THEY SAY a week is a long time in politics and if you were a motorsport fan living in South Australia, the last seven days have been both excruciating and a whirlwind of energy and discussion.
In just a few days, motorsport fans in Adelaide, and more broadly the sport in general, went from anger to the shock decision of the South Australian Government to axe the Adelaide 500, to frustration that the move to a position as the season finale’ would come to naught and to a unifying collective protesting the decision.
The week ended with some optimism following confirmation that the state opposition would bring the race back should they win the next election in 18 months or so.
It was a lot to process in a year filled with stories that have been a lot to process.
The current State Government and attached Tourism department, while playing the politically expedient card of being supportive of South Australia hosting major motorsport events, has never been particularly ‘in to’ motorsport.
In their eyes, they’d much rather throw cursory support to privately-run events at privately-run circuits rather than go to the effort and expense of the street circuit race.
They had priors, too: two years ago they axed the Adelaide Motorsport Festival, a growing and increasingly popular event held on a shortened version of the Supercars circuit in the parklands.
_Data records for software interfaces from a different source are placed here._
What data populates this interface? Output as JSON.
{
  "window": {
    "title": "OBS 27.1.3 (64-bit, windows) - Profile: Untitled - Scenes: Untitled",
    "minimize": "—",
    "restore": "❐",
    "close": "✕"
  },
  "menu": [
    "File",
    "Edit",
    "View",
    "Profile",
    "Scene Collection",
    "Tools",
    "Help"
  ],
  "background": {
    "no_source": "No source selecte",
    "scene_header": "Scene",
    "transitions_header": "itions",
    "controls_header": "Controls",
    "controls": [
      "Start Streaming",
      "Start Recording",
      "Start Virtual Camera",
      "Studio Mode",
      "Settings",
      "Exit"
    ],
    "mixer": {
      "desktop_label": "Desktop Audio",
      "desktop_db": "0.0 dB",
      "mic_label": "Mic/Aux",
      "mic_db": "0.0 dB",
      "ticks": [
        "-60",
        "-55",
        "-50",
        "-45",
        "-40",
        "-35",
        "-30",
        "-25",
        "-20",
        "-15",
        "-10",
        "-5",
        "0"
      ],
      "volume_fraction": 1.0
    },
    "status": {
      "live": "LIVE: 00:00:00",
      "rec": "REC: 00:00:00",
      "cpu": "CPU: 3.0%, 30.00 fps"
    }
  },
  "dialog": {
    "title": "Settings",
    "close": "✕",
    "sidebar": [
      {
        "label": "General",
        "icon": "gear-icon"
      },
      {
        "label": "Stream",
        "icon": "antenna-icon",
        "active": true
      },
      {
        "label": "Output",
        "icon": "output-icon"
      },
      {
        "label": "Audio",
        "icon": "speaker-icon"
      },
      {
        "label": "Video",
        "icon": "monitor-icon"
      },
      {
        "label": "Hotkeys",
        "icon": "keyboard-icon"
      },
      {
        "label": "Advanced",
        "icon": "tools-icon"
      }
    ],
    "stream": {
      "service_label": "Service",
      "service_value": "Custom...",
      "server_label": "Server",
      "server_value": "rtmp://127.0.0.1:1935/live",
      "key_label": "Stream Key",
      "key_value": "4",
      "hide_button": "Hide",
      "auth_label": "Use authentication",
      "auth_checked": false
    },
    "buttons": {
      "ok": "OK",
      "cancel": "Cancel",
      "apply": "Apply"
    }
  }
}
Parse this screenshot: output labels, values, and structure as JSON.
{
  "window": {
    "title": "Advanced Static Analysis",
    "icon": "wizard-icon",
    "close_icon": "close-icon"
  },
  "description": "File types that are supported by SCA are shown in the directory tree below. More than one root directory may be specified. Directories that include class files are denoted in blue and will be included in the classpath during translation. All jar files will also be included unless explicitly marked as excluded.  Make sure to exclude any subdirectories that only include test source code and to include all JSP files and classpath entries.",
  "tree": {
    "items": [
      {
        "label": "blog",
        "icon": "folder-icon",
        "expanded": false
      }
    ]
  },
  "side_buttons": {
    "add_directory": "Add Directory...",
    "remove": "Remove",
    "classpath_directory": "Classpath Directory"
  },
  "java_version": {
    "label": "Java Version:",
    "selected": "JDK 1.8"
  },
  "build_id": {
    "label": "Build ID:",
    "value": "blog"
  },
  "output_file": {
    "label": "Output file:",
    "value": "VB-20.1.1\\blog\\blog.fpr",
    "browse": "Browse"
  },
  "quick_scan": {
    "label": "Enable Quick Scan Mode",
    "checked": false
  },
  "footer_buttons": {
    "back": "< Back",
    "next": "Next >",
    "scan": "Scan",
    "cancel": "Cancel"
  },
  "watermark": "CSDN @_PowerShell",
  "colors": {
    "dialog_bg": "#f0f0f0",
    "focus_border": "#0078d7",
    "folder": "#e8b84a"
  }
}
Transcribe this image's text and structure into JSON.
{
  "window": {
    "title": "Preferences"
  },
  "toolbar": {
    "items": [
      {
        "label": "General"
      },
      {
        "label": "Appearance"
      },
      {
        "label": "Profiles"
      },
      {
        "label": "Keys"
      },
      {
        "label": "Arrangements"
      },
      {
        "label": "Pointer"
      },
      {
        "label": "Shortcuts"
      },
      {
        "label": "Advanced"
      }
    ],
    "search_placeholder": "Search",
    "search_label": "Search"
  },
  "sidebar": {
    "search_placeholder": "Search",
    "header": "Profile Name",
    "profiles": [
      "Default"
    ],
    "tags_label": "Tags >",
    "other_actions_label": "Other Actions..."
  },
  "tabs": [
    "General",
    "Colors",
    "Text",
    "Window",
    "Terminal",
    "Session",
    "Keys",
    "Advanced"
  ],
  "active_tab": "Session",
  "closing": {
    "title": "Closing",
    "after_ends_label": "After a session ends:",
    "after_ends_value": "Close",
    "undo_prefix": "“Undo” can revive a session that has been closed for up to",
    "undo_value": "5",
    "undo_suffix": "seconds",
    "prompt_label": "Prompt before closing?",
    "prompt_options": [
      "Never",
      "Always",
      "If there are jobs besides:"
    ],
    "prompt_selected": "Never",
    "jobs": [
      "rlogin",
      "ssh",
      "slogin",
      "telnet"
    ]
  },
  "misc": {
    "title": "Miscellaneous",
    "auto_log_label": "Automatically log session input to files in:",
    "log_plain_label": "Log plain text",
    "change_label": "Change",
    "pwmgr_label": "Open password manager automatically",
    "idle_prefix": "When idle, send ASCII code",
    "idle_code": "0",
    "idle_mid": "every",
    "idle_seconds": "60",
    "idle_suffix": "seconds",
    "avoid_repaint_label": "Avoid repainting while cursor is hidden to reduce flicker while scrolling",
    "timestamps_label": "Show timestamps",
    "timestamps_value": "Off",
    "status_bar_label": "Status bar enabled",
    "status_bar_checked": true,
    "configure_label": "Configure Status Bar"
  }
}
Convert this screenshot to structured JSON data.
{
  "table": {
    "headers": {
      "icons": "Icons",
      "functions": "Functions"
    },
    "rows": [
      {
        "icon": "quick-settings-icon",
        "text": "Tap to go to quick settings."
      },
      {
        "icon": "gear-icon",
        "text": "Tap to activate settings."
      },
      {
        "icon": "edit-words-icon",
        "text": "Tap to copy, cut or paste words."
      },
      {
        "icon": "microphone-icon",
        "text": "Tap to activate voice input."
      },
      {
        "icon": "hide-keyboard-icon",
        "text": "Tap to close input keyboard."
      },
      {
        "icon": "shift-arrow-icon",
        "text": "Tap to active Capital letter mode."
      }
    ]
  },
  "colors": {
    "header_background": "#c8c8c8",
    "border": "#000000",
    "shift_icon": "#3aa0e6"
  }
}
While there was always concern once the incumbents came to power that they would slash funding to the sport, axing the Motorsport Festival – which took a tiny amount of funding for quite significant returns – was an eyebrow raiser for the broader community in the state.
Up to this point, however, there was always the feeling that they didn’t want to be the Government to kill the Adelaide 500 – but then along came a global pandemic and the absolutely perfect excuse to stick a fork in an event they didn’t want.
Two things were entirely predictable following last Thursday’s announcement – the first that there would be a massive out cry from the broad motorsport industry in reaction to the decision.
South Australia has always been a Motorsport state, from being one of the first in Australia to actively embrace street racing, to bringing Formula One to Australia and, ultimately, the introduction of the Adelaide 500 in 1999.
At the time, the then-Liberal Governments decision to back the Supercars street race was bold and ambitious: it had only been three years since the Australian Touring Car Championship had been rebuilt and reshaped by AVESCO and head-honcho, Tony Cochrane and while ratings and interest was growing, no one was quite sure that it could sustain as the headline act of a dedicated street race that once held Formula One.
The results, of course, were spectacular and the Adelaide 500 became the archetype and template for races in New Zealand, Sydney, the Gold Coast, Townsville and more recently, Newcastle.
Per-captia, the state would argue that it has the largest number of motorsport fans and certainly has punched above its weight in producing talent both behind the wheel – Nick Percat and Todd Hazelwood both openly cite their exposure to the ‘500 as kids as reasons for chasing the motorsport dream – and behind the scenes.
The strength of the sport in SA has also seen major investment: the $120m-plus incredible place that is The Bend Motorsport Park proof of that. Ironically, its existence probably helped hasten the demise of the Adelaide 500: in the eyes of an uninformed and uncaring government, why spend all that money on a street race when there’s a perfectly good permanent circuit an hour outside of town?
The second predictable thing was the response from the opposition.
In a year dominated by the Covid-19 Pandemic and the Governmental response to managing it, there has been little political ammunition in South Australia for the Labor party to throw the way of the sitting Liberal Government.
With SA one of the first to emerge from serious lockdowns, one of the first to open to other states and territories and with a negligible ongoing number of cases (and no community transmission for six months), the State Government has by all accounts done an outstanding job.
Which is why the opposition grasped this opportunity to leap on the axing of the 500 – it’s political gold in a year where there has been little to argue as the world attempts to beat Covid.
It’s impossible to tell whether the opposition are actually keen to bring back the Adelaide 500, or whether they are just using it as a political opportunity to win back some points and get in the media after a relatively quiet year in opposition – but certainly the effort to fly to Sydney and sign a MOU with Supercars was impactful and prompt and certainly won them some brownie points.
The task now will be for them to maintain that rage for the period between now and the next State election in March, 2022.
The final element in this remarkable week has been the broader impact on the sport.
And I say ‘Sport’ because it’s not just the Supercars Championship affected by the decision to kill the ‘500.
Behind the Australian Grand Prix, the ‘500 is the largest motorsport event in Australasia. It’s the third most-watched motorsport event in the region following the Grand Prix and Bathurst and sits only behind the Grand Prix as a major corporate destination for sponsors.
Literally hundreds of support race competitors use their participation at an event of such scale to sell sponsorship that can get them through events at much lower-key occasions.
It is an enormous driver for media coverage and for bringing casual fans to a shop front for the sport as a whole.
Losing it in the short-term due to Covid-19 would have been tough, but it would have bounced back. Killing it permanently leaves a massive hole that will be extremely challenging for Australian Motorsport to fill.
Time will tell if it returns, or if this truly is the end of one of Australia’s great sporting events.